Wanda Maximoff has endured a rough couple of years. Following appearances in various Avengers movies, the character finally got the spotlight in Disney+’s first original Marvel series, WandaVision, and again in this month’s Doctor Strange in the Multiverse of Madness. After years as the fifth, sixth, or seventh superhero on the call sheet, she’s getting her due. There’s just one problem: As she has ascended into center-of-the-movie-poster status, she has also devolved, from a character realizing the responsibility inherent in her powers to someone out of control, spinning ideas from her comic-book incarnations into something far worse than anything ever seen on the page.
For some, Wanda’s onscreen journey from 2014’s Avengers: Age of Ultron to Multiverse of Madness is a fitting one. She was, after all, initially introduced as an operative for the terrorist organization Hydra. So, perhaps, the argument goes, it makes sense for her to take an “evil” turn. But such rationalizations ignore the fact that the Marvel mythology is built on redemption, on people overcoming grave circumstances to become heroes. If Bucky Barnes can survive Hydra manipulation to fight alongside the Avengers and remain a hero, why not Wanda? Why would she, one of the most powerful witches in the universe, morph into a character susceptible to manipulation by everyone and everything, from Hydra to Agatha Harkness to the Darkhold? People will say it’s because she is wracked with grief over the death of her partner, Vision, but such justifications are troubling because they rob one of the mightiest characters in the Marvel Cinematic Universe of her strength.

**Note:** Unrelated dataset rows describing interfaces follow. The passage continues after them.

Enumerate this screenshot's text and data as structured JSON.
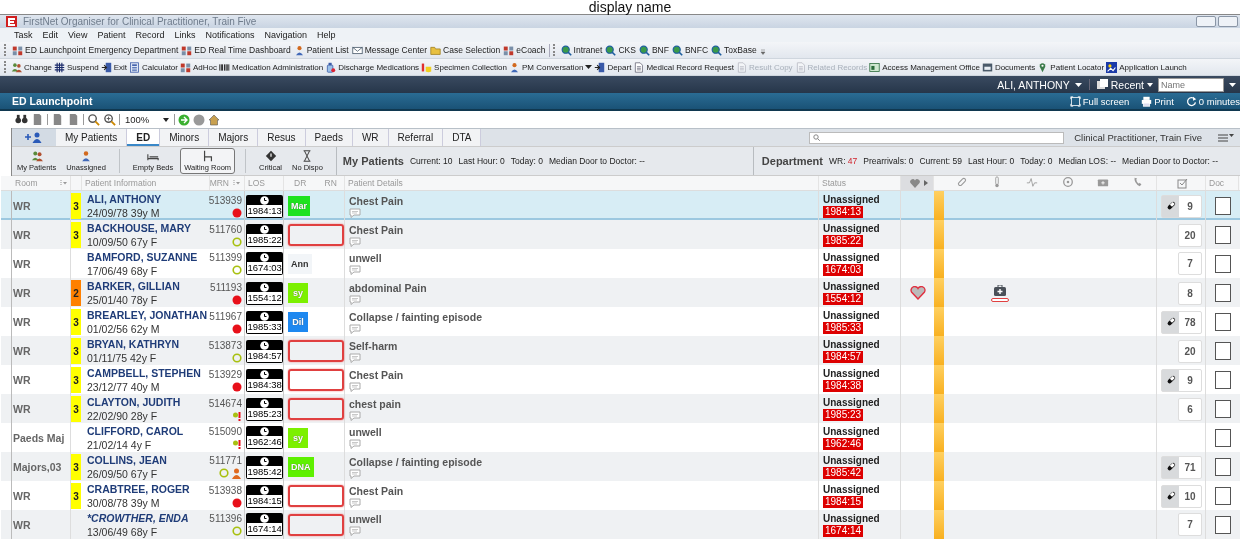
{
  "overlay_text": "display name",
  "window": {
    "title": "FirstNet Organiser for Clinical Practitioner, Train Five"
  },
  "menu": [
    "Task",
    "Edit",
    "View",
    "Patient",
    "Record",
    "Links",
    "Notifications",
    "Navigation",
    "Help"
  ],
  "toolbar_1": [
    {
      "items": [
        {
          "label": "ED Launchpoint",
          "kind": "grid"
        },
        {
          "label": "Emergency Department",
          "kind": "none"
        },
        {
          "label": "ED Real Time Dashboard",
          "kind": "grid"
        },
        {
          "label": "Patient List",
          "kind": "person"
        },
        {
          "label": "Message Center",
          "kind": "mail"
        },
        {
          "label": "Case Selection",
          "kind": "folder"
        },
        {
          "label": "eCoach",
          "kind": "grid"
        }
      ]
    },
    {
      "items": [
        {
          "label": "Intranet",
          "kind": "globe"
        },
        {
          "label": "CKS",
          "kind": "globe"
        },
        {
          "label": "BNF",
          "kind": "globe"
        },
        {
          "label": "BNFC",
          "kind": "globe"
        },
        {
          "label": "ToxBase",
          "kind": "globe"
        }
      ]
    }
  ],
  "toolbar_2": [
    {
      "label": "Change",
      "kind": "people",
      "disabled": false
    },
    {
      "label": "Suspend",
      "kind": "hash",
      "disabled": false
    },
    {
      "label": "Exit",
      "kind": "door",
      "disabled": false
    },
    {
      "label": "Calculator",
      "kind": "calculator",
      "disabled": false
    },
    {
      "label": "AdHoc",
      "kind": "grid",
      "disabled": false
    },
    {
      "label": "Medication Administration",
      "kind": "barcode",
      "disabled": false
    },
    {
      "label": "Discharge Medications",
      "kind": "bottle",
      "disabled": false
    },
    {
      "label": "Specimen Collection",
      "kind": "tube",
      "disabled": false
    },
    {
      "label": "PM Conversation",
      "kind": "person",
      "disabled": false,
      "dropdown": true
    },
    {
      "label": "Depart",
      "kind": "door",
      "disabled": false
    },
    {
      "label": "Medical Record Request",
      "kind": "document",
      "disabled": false
    },
    {
      "label": "Result Copy",
      "kind": "document",
      "disabled": true
    },
    {
      "label": "Related Records",
      "kind": "document",
      "disabled": true
    },
    {
      "label": "Access Management Office",
      "kind": "window",
      "disabled": false
    },
    {
      "label": "Documents",
      "kind": "drawer",
      "disabled": false
    },
    {
      "label": "Patient Locator",
      "kind": "pin",
      "disabled": false
    },
    {
      "label": "Application Launch",
      "kind": "tile",
      "disabled": false
    }
  ],
  "user_bar": {
    "user": "ALI, ANTHONY",
    "recent": "Recent",
    "search": {
      "placeholder": "Name"
    }
  },
  "view": {
    "title": "ED Launchpoint",
    "actions": [
      {
        "label": "Full screen",
        "kind": "fullscreen"
      },
      {
        "label": "Print",
        "kind": "print"
      },
      {
        "label": "0 minutes",
        "kind": "refresh"
      }
    ]
  },
  "zoom": "100%",
  "tabs": [
    {
      "label": "My Patients",
      "selected": false
    },
    {
      "label": "ED",
      "selected": true
    },
    {
      "label": "Minors",
      "selected": false
    },
    {
      "label": "Majors",
      "selected": false
    },
    {
      "label": "Resus",
      "selected": false
    },
    {
      "label": "Paeds",
      "selected": false
    },
    {
      "label": "WR",
      "selected": false
    },
    {
      "label": "Referral",
      "selected": false
    },
    {
      "label": "DTA",
      "selected": false
    }
  ],
  "account": "Clinical Practitioner, Train Five",
  "filters": [
    {
      "items": [
        {
          "label": "My Patients",
          "kind": "people",
          "selected": false
        },
        {
          "label": "Unassigned",
          "kind": "person",
          "selected": false
        }
      ]
    },
    {
      "items": [
        {
          "label": "Empty Beds",
          "kind": "bed",
          "selected": false
        },
        {
          "label": "Waiting Room",
          "kind": "chair",
          "selected": true
        }
      ]
    },
    {
      "items": [
        {
          "label": "Critical",
          "kind": "diamond",
          "selected": false
        },
        {
          "label": "No Dispo",
          "kind": "hourglass",
          "selected": false
        }
      ]
    }
  ],
  "my_patients": {
    "title": "My Patients",
    "stats": [
      {
        "label": "Current:",
        "value": "10",
        "alert": false
      },
      {
        "label": "Last Hour:",
        "value": "0",
        "alert": false
      },
      {
        "label": "Today:",
        "value": "0",
        "alert": false
      },
      {
        "label": "Median Door to Doctor:",
        "value": "--",
        "alert": false
      }
    ]
  },
  "department": {
    "title": "Department",
    "stats": [
      {
        "label": "WR:",
        "value": "47",
        "alert": true
      },
      {
        "label": "Prearrivals:",
        "value": "0",
        "alert": false
      },
      {
        "label": "Current:",
        "value": "59",
        "alert": false
      },
      {
        "label": "Last Hour:",
        "value": "0",
        "alert": false
      },
      {
        "label": "Today:",
        "value": "0",
        "alert": false
      },
      {
        "label": "Median LOS:",
        "value": "--",
        "alert": false
      },
      {
        "label": "Median Door to Doctor:",
        "value": "--",
        "alert": false
      }
    ]
  },
  "columns": {
    "room": "Room",
    "patient": "Patient Information",
    "mrn": "MRN",
    "los": "LOS",
    "dr": "DR",
    "rn": "RN",
    "details": "Patient Details",
    "status": "Status",
    "doc": "Doc"
  },
  "rows": [
    {
      "room": "WR",
      "acuity": {
        "label": "3",
        "color": "#ffff00"
      },
      "name": "ALI, ANTHONY",
      "italic": false,
      "dob": "24/09/78 39y M",
      "mrn": "513939",
      "indicators": [
        {
          "kind": "dot"
        }
      ],
      "los": "1984:13",
      "dr": {
        "kind": "tag",
        "label": "Mar",
        "color": "#1ee21e"
      },
      "complaint": "Chest Pain",
      "status": "Unassigned",
      "status_time": "1984:13",
      "heart": false,
      "kit": false,
      "count": {
        "label": "9",
        "pill": true
      },
      "doc_checked": false,
      "selected": true
    },
    {
      "room": "WR",
      "acuity": {
        "label": "3",
        "color": "#ffff00"
      },
      "name": "BACKHOUSE, MARY",
      "italic": false,
      "dob": "10/09/50 67y F",
      "mrn": "511760",
      "indicators": [
        {
          "kind": "ring"
        }
      ],
      "los": "1985:22",
      "dr": {
        "kind": "empty"
      },
      "complaint": "Chest Pain",
      "status": "Unassigned",
      "status_time": "1985:22",
      "heart": false,
      "kit": false,
      "count": {
        "label": "20",
        "pill": false
      },
      "doc_checked": false,
      "selected": false
    },
    {
      "room": "WR",
      "name": "BAMFORD, SUZANNE",
      "italic": false,
      "dob": "17/06/49 68y F",
      "mrn": "511399",
      "indicators": [
        {
          "kind": "ring"
        }
      ],
      "los": "1674:03",
      "dr": {
        "kind": "tag",
        "label": "Ann",
        "color": "#f2f5f8"
      },
      "complaint": "unwell",
      "status": "Unassigned",
      "status_time": "1674:03",
      "heart": false,
      "kit": false,
      "count": {
        "label": "7",
        "pill": false
      },
      "doc_checked": false,
      "selected": false
    },
    {
      "room": "WR",
      "acuity": {
        "label": "2",
        "color": "#ff8000"
      },
      "name": "BARKER, GILLIAN",
      "italic": false,
      "dob": "25/01/40 78y F",
      "mrn": "511193",
      "indicators": [
        {
          "kind": "dot"
        }
      ],
      "los": "1554:12",
      "dr": {
        "kind": "tag",
        "label": "sy",
        "color": "#7cf000"
      },
      "complaint": "abdominal Pain",
      "status": "Unassigned",
      "status_time": "1554:12",
      "heart": true,
      "kit": true,
      "count": {
        "label": "8",
        "pill": false
      },
      "doc_checked": false,
      "selected": false
    },
    {
      "room": "WR",
      "acuity": {
        "label": "3",
        "color": "#ffff00"
      },
      "name": "BREARLEY, JONATHAN",
      "italic": false,
      "dob": "01/02/56 62y M",
      "mrn": "511967",
      "indicators": [
        {
          "kind": "dot"
        }
      ],
      "los": "1985:33",
      "dr": {
        "kind": "tag",
        "label": "Dil",
        "color": "#1e88f0"
      },
      "complaint": "Collapse / fainting episode",
      "status": "Unassigned",
      "status_time": "1985:33",
      "heart": false,
      "kit": false,
      "count": {
        "label": "78",
        "pill": true
      },
      "doc_checked": false,
      "selected": false
    },
    {
      "room": "WR",
      "acuity": {
        "label": "3",
        "color": "#ffff00"
      },
      "name": "BRYAN, KATHRYN",
      "italic": false,
      "dob": "01/11/75 42y F",
      "mrn": "513873",
      "indicators": [
        {
          "kind": "ring"
        }
      ],
      "los": "1984:57",
      "dr": {
        "kind": "empty"
      },
      "complaint": "Self-harm",
      "status": "Unassigned",
      "status_time": "1984:57",
      "heart": false,
      "kit": false,
      "count": {
        "label": "20",
        "pill": false
      },
      "doc_checked": false,
      "selected": false
    },
    {
      "room": "WR",
      "acuity": {
        "label": "3",
        "color": "#ffff00"
      },
      "name": "CAMPBELL, STEPHEN",
      "italic": false,
      "dob": "23/12/77 40y M",
      "mrn": "513929",
      "indicators": [
        {
          "kind": "dot"
        }
      ],
      "los": "1984:38",
      "dr": {
        "kind": "empty"
      },
      "complaint": "Chest Pain",
      "status": "Unassigned",
      "status_time": "1984:38",
      "heart": false,
      "kit": false,
      "count": {
        "label": "9",
        "pill": true
      },
      "doc_checked": false,
      "selected": false
    },
    {
      "room": "WR",
      "acuity": {
        "label": "3",
        "color": "#ffff00"
      },
      "name": "CLAYTON, JUDITH",
      "italic": false,
      "dob": "22/02/90 28y F",
      "mrn": "514674",
      "indicators": [
        {
          "kind": "alert"
        }
      ],
      "los": "1985:23",
      "dr": {
        "kind": "empty"
      },
      "complaint": "chest pain",
      "status": "Unassigned",
      "status_time": "1985:23",
      "heart": false,
      "kit": false,
      "count": {
        "label": "6",
        "pill": false
      },
      "doc_checked": false,
      "selected": false
    },
    {
      "room": "Paeds Maj",
      "name": "CLIFFORD, CAROL",
      "italic": false,
      "dob": "21/02/14 4y F",
      "mrn": "515090",
      "indicators": [
        {
          "kind": "alert"
        }
      ],
      "los": "1962:46",
      "dr": {
        "kind": "tag",
        "label": "sy",
        "color": "#7cf000"
      },
      "complaint": "unwell",
      "status": "Unassigned",
      "status_time": "1962:46",
      "heart": false,
      "kit": false,
      "doc_checked": false,
      "selected": false
    },
    {
      "room": "Majors,03",
      "acuity": {
        "label": "3",
        "color": "#ffff00"
      },
      "name": "COLLINS, JEAN",
      "italic": false,
      "dob": "26/09/50 67y F",
      "mrn": "511771",
      "indicators": [
        {
          "kind": "ring"
        },
        {
          "kind": "person"
        }
      ],
      "los": "1985:42",
      "dr": {
        "kind": "tag",
        "label": "DNA",
        "color": "#5ef000"
      },
      "complaint": "Collapse / fainting episode",
      "status": "Unassigned",
      "status_time": "1985:42",
      "heart": false,
      "kit": false,
      "count": {
        "label": "71",
        "pill": true
      },
      "doc_checked": false,
      "selected": false
    },
    {
      "room": "WR",
      "acuity": {
        "label": "3",
        "color": "#ffff00"
      },
      "name": "CRABTREE, ROGER",
      "italic": false,
      "dob": "30/08/78 39y M",
      "mrn": "513938",
      "indicators": [
        {
          "kind": "dot"
        }
      ],
      "los": "1984:15",
      "dr": {
        "kind": "empty"
      },
      "complaint": "Chest Pain",
      "status": "Unassigned",
      "status_time": "1984:15",
      "heart": false,
      "kit": false,
      "count": {
        "label": "10",
        "pill": true
      },
      "doc_checked": false,
      "selected": false
    },
    {
      "room": "WR",
      "name": "*CROWTHER, ENDA",
      "italic": true,
      "dob": "13/06/49 68y F",
      "mrn": "511396",
      "indicators": [
        {
          "kind": "ring"
        }
      ],
      "los": "1674:14",
      "dr": {
        "kind": "empty"
      },
      "complaint": "unwell",
      "status": "Unassigned",
      "status_time": "1674:14",
      "heart": false,
      "kit": false,
      "count": {
        "label": "7",
        "pill": false
      },
      "doc_checked": false,
      "selected": false
    }
  ]
}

Many have pointed out that Wanda’s MCU journey parallels that of another high-profile Marvel heroine, and another story that has made it to the big screen (more than once, in fact): Jean Grey of the X-Men franchise. “The Dark Phoenix Saga,” as the story line has retroactively become known, saw Grey—one of the original members of the fan-favorite team—gain the abilities of a god, only to lose touch with her humanity and transform into a villain that needs to be dealt with by her fellow X-Men. It’s not Wanda’s story exactly, but the message is worryingly the same: Powerful women just can’t be trusted; you never know what they’re going to do.
The onscreen journey of Wanda Maximoff wasn’t directly inspired by Dark Phoenix, however; it actually is drawn directly from the character’s own comic book history, and in particular the work of writers John Byrne and Brian Michael Bendis. Byrne’s late-1980s, early-’90s run on West Coast Avengers (retitled Avengers West Coast midway through) is the basis for much of what the MCU Wanda has endured in the past couple of years. In the space of two years, Byrne dismantled Vision, undoing Wanda’s marriage in the process, revealed that her children were merely magical constructs that ceased to exist due to the machinations of a demonic villain, and had her possessed or influenced by two separate entities in order to turn her evil for different plot purposes.
This was, Byrne has since claimed, all part of a larger story he was planning that never got told because he quit the series over conflicts with editors and executives at Marvel, but the wounds were already inflicted. Wanda’s world was undone and the character left damaged as a result.
How damaged? Well, for that, we turn to Bendis’ 2004 Avengers writing debut, “Chaos.” (It’s also known as “Avengers Disassembled,” which was the official name of the publishing event the story spearheaded.) In this story, Wanda’s suppressed memories of her children are brought to the surface, causing her to lose her mind and try to kill all of the Avengers. She’s defeated by the team and is put into a magical coma by none other than Doctor Strange, then taken away by her then-father, X-Men villain Magneto. (Wanda’s parentage is a long-running, overly complex, repeatedly rewritten story line in comics; don’t ask.)